Transferability and Marketability

VA's Sustainable Design Program can easily be replicated by other healthcare systems. In fact, many healthcare systems already refer to VA's design standards when establishing their own policies and standards. Because VA's design standards are publically available via the worldwide web, the Program's reach extends throughout the world.

Energy and Environment

The central focus of VA's Sustainable Design Program is to promote energy cost savings, water use reduction, and the use of renewable resources. To that end, VA was recently recognized by the White House for its medical centers using 35% less energy than average U.S. hospitals.

In addition, VA's Sustainable Design Manual requires a minimum of 10% of electrical power in new hospitals come from renewable sources, if cost effective. This surpasses the Energy Independence and Security Act requirement of 3.75% onsite renewable energy. VA requires that all renewable energy technologies be cost-effective, ensuring these investments will pay for themselves over their intended lifecycle. If renewable energy is not cost-effective, VA has a "renewable ready" requirement to allow future installation of renewables without requiring major structural renovations.

Resilience

Cover of the VA Sustainable Design Manual, May 2014

VA Sustainable Design Manual provides design criteria for all VA-owned facilities.
Photo Credit: Office of Construction & Facilities Management, U.S. Department of Veterans Affairs

The VA Sustainable Design Manual includes a section on Climate Resilience and encourages project design teams to coordinate project resilience activities with local and regional authorities. In addition, VA's Sustainable Design Program Manager was selected to represent VA on the White House's Climate Resilience Working Group, established in 2014.

Project Results

VA's Sustainable Design Program is part of a larger effort by VA to meet numerous sustainability goals, including:

  1. Reduce facility energy intensity by 2.5% annually through FY 2025.
  2. Reduce potable water use by 2% annually through FY 2025.
  3. 10% of electrical energy from renewable sources.
  4. Reduce Scope 1 & 2 Greenhouse Gas Emissions by 24% by 2025.
  5. Divert 50% of non-hazardous construction & demolition debris away from landfills.

    (Source: 2016 VA Strategic Sustainability Performance Plan )

Synergies tht Resulted from the Design Objectives Addressed

VA achieves numerous synergies through its Sustainable Design Program. This included finding creative solutions to meet historic preservation requirements, improving employee productivity, and improving patient outcomes through use of sustainable materials and daylighting.
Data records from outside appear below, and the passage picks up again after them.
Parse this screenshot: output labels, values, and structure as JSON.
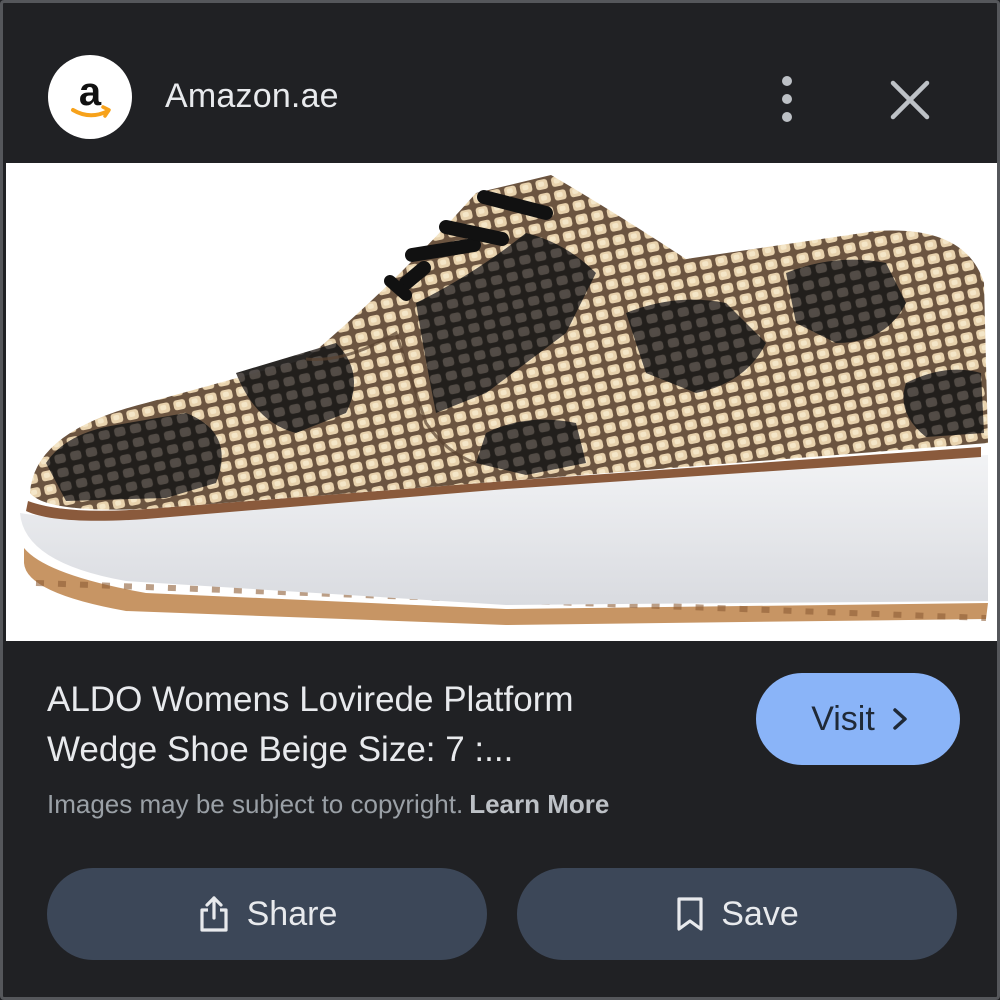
{
  "header": {
    "logo_icon": "amazon-logo",
    "site_name": "Amazon.ae",
    "more_icon": "more-vert-icon",
    "close_icon": "close-icon"
  },
  "image": {
    "alt": "ALDO Womens Lovirede Platform Wedge Shoe Beige"
  },
  "info": {
    "title": "ALDO Womens Lovirede Platform\nWedge Shoe Beige Size: 7 :...",
    "visit_label": "Visit",
    "copyright_text": "Images may be subject to copyright.",
    "learn_more_label": "Learn More"
  },
  "actions": {
    "share_label": "Share",
    "share_icon": "share-icon",
    "save_label": "Save",
    "save_icon": "bookmark-icon"
  },
  "colors": {
    "background": "#202124",
    "visit_button": "#8ab4f8",
    "action_button": "#3c4758",
    "text_primary": "#e8eaed",
    "text_secondary": "#9aa0a6"
  }
}
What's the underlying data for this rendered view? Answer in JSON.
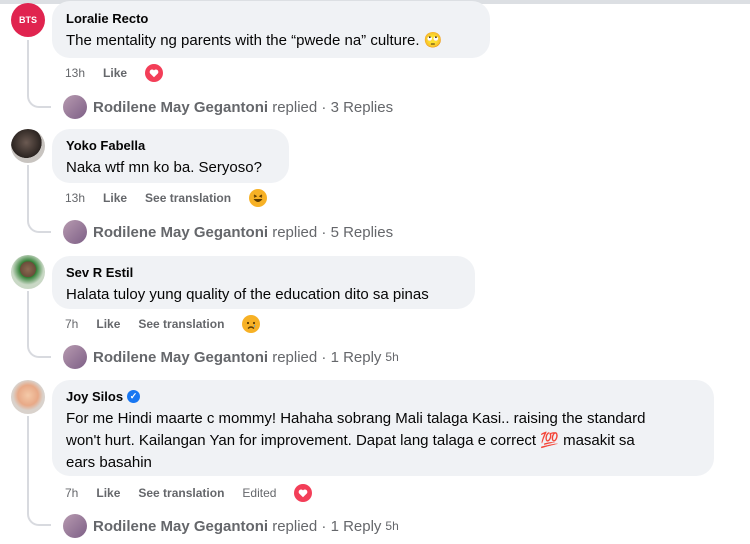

How these Results were Determined and Measured

The overall goals achieved by VA are calculated and/or measured annually for submission with VA's Strategic Sustainability Performance Plan.

Benefits to Target Audience

The most significant benefit of VA's Sustainable Design Program is in cost reductions. By reducing expenditures on resources such as energy and water, VA is able to spend more on Veteran care.

References

Awards

  • White House Recognition for Energy Efficiency, October 2016
  • Five Hospitals on "50 Greenest Hospitals in America" list, Becker's Hospital Review, October 2016
  • EPEAT Purchaser Award, August 2016
  • "Systems for Change" Award, Practice Greenhealth, May 2016
  • U.S. Dept. of Veterans Affairs' Sustainability Achievement Award, September 2014
  • White House Recognition for Sustainable Materials Purchasing, May 2013

Publishing